#### [YOUR INSTRUCTIONS]
Whenever a line below holds the word "functions", copy that line.

__________

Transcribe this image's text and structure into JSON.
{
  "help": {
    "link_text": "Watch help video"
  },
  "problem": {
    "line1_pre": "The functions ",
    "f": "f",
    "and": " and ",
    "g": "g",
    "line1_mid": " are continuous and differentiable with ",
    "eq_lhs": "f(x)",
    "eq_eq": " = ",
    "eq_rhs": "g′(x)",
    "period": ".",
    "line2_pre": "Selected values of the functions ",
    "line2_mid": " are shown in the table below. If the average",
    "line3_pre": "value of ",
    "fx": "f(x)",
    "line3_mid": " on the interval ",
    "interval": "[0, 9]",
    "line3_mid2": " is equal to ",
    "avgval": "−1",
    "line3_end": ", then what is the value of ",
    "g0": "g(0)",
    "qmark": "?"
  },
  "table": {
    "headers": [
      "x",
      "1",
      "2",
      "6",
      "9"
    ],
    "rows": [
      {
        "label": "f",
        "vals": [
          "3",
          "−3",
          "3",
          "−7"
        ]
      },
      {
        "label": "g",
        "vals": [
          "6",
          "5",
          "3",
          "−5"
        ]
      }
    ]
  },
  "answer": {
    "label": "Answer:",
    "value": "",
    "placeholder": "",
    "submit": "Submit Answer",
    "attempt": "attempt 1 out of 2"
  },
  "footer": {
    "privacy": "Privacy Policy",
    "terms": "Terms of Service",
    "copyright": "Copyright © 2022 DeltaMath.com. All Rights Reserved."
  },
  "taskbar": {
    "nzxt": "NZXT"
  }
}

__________

#### [EXERCISE OUTPUT]
    "line1_pre": "The functions ",
    "line2_pre": "Selected values of the functions ",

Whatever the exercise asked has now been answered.